_MATERIAL SUPPLIED_.

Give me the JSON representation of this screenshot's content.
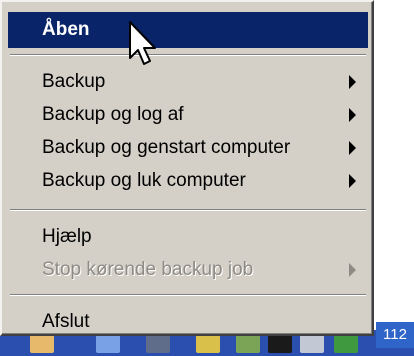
{
  "menu": {
    "items": [
      {
        "label": "Åben"
      },
      {
        "label": "Backup"
      },
      {
        "label": "Backup og log af"
      },
      {
        "label": "Backup og genstart computer"
      },
      {
        "label": "Backup og luk computer"
      },
      {
        "label": "Hjælp"
      },
      {
        "label": "Stop kørende backup job"
      },
      {
        "label": "Afslut"
      }
    ]
  },
  "taskbar": {
    "clock_text": "112"
  },
  "colors": {
    "menu_bg": "#d4d0c8",
    "selected_bg": "#0a246a",
    "disabled_text": "#8e8b84",
    "taskbar_bg": "#2a4fae"
  },
  "icons": {
    "cursor": "arrow-cursor-icon",
    "submenu": "submenu-arrow-icon"
  }
}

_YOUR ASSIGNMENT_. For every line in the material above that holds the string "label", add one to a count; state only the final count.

_RESULT_. 8